Lloyds Banking Group, which is backed by the British Governmnet, is reportedly preparing to cut thousands more jobs and close branches as part of its “digitisation” strategy.
Jobs are expected to go in areas such as mortgage processing and new account processing, adding to more than 30,000 lost since the financial crisis, according to a report in The Times.
The cuts will come as work completed manually at the moment is computerised to reduce costs and improve customer services, it was claimed.
Lloyds declined to comment. Chief executive Antonio Horta-Osorio is due to unveil an update on his strategy this autumn. Lloyds publishes results for the third quarter on October 28.
The group remains 25%-owned by the taxpayer following its £20 billion rescue by the Government at the height of the financial crisis.
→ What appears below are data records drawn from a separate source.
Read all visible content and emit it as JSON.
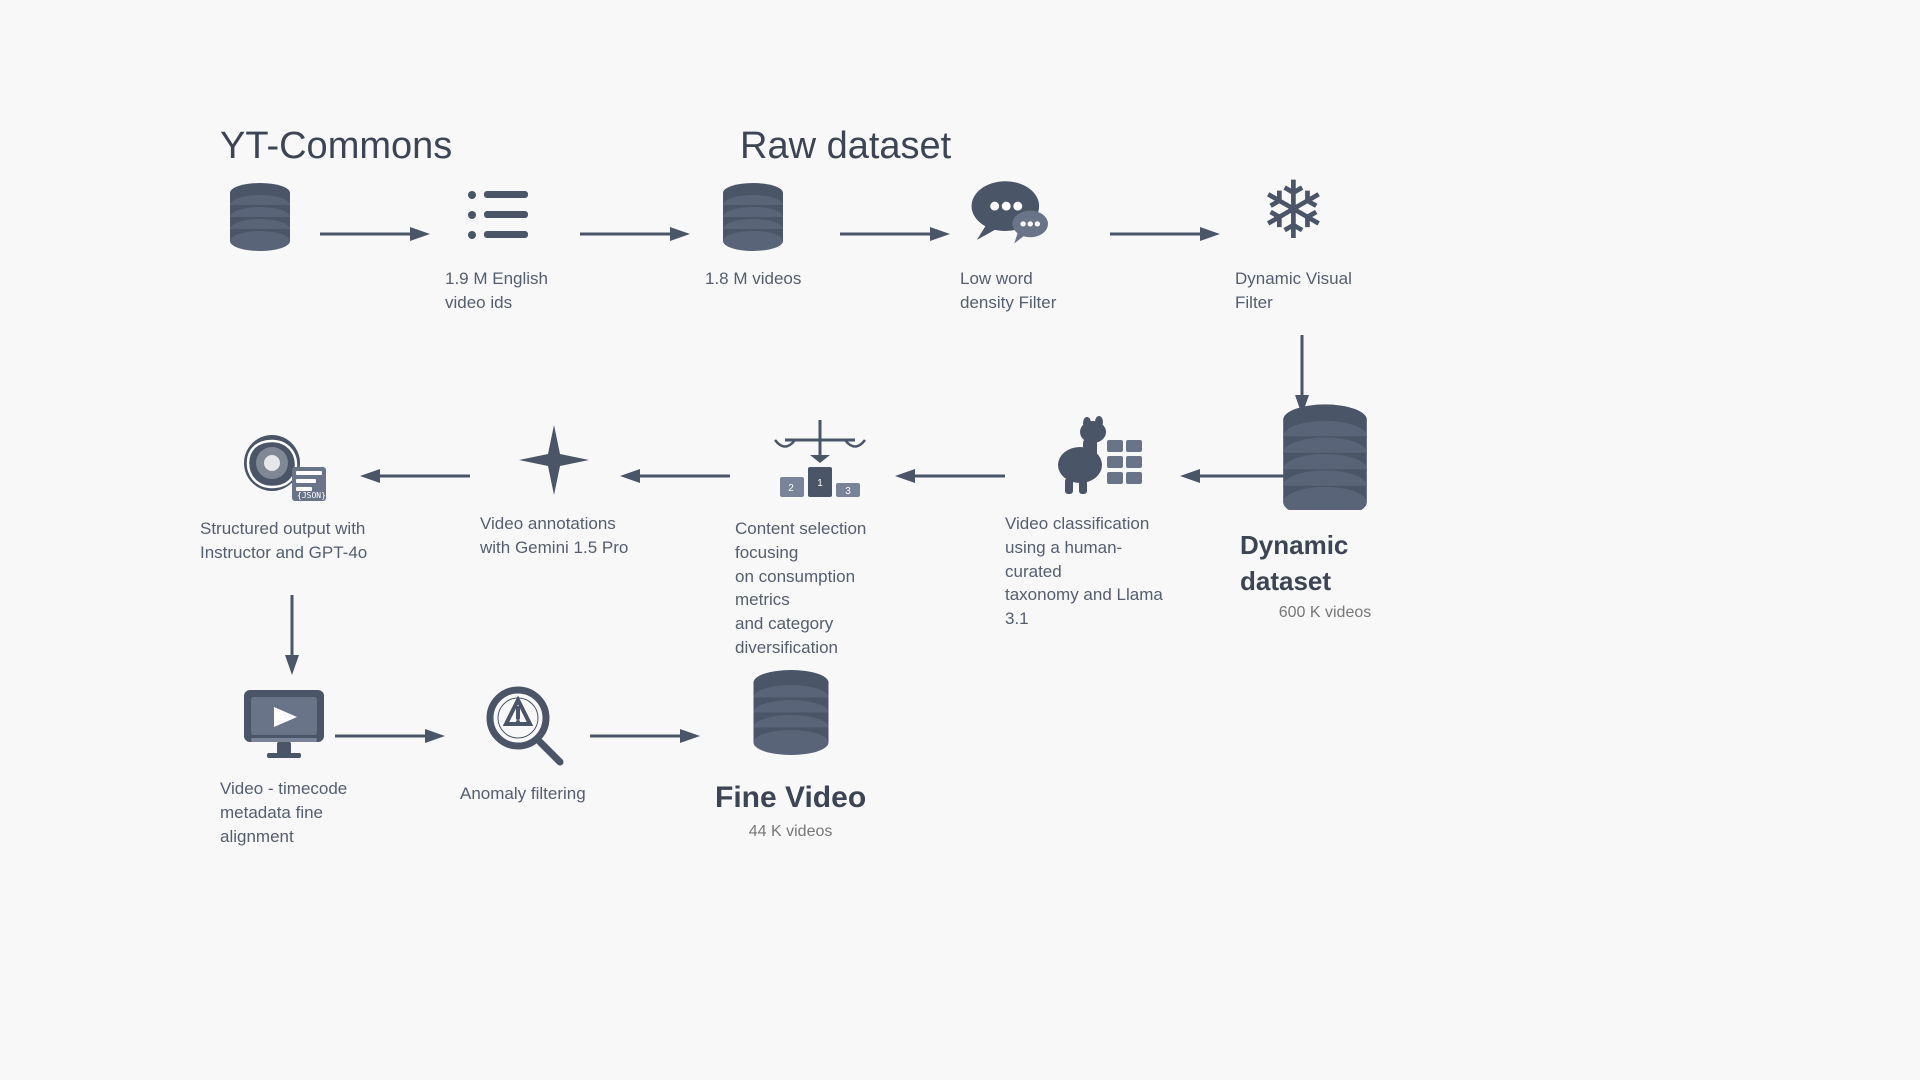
{
  "title1": "YT-Commons",
  "title2": "Raw dataset",
  "nodes": {
    "row1": [
      {
        "id": "yt-commons-db",
        "label": "",
        "sublabel": ""
      },
      {
        "id": "video-ids",
        "label": "1.9 M English\nvideo ids",
        "sublabel": ""
      },
      {
        "id": "raw-db",
        "label": "1.8 M videos",
        "sublabel": ""
      },
      {
        "id": "low-word-filter",
        "label": "Low word\ndensity Filter",
        "sublabel": ""
      },
      {
        "id": "dynamic-visual-filter",
        "label": "Dynamic Visual\nFilter",
        "sublabel": ""
      }
    ],
    "row2": [
      {
        "id": "gpt-output",
        "label": "Structured output with\nInstructor and GPT-4o",
        "sublabel": ""
      },
      {
        "id": "gemini-star",
        "label": "Video annotations\nwith Gemini 1.5 Pro",
        "sublabel": ""
      },
      {
        "id": "content-selection",
        "label": "Content selection focusing\non consumption metrics\nand category diversification",
        "sublabel": ""
      },
      {
        "id": "llama-class",
        "label": "Video classification\nusing a human-curated\ntaxonomy and Llama 3.1",
        "sublabel": ""
      },
      {
        "id": "dynamic-dataset",
        "label": "Dynamic dataset",
        "sublabel": "600 K videos"
      }
    ],
    "row3": [
      {
        "id": "timecode",
        "label": "Video - timecode\nmetadata fine\nalignment",
        "sublabel": ""
      },
      {
        "id": "anomaly",
        "label": "Anomaly filtering",
        "sublabel": ""
      },
      {
        "id": "fine-video",
        "label": "Fine Video",
        "sublabel": "44 K videos"
      }
    ]
  }
}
It was 43%-owned by the Treasury but some of the stake has now been sold off.
Earlier this year, Lloyds reported underlying profits up 32% to £3.8 billion for the first half, though its overall bottom-line profit fell because of a £1.1 billion hit from continuing “legacy issues”, including the mis-selling of payment protection insurance.
Last week, the group said it had fired eight members of staff and withheld bonuses worth £3 million as part of disciplinary action in the wake of revelations about the rigging of benchmark interest rates.
The scandal included manipulation of interbank lending rate Libor as well as the benchmark repo rate, which was used to calculate fees due to the Bank of England for its support in the financial crisis.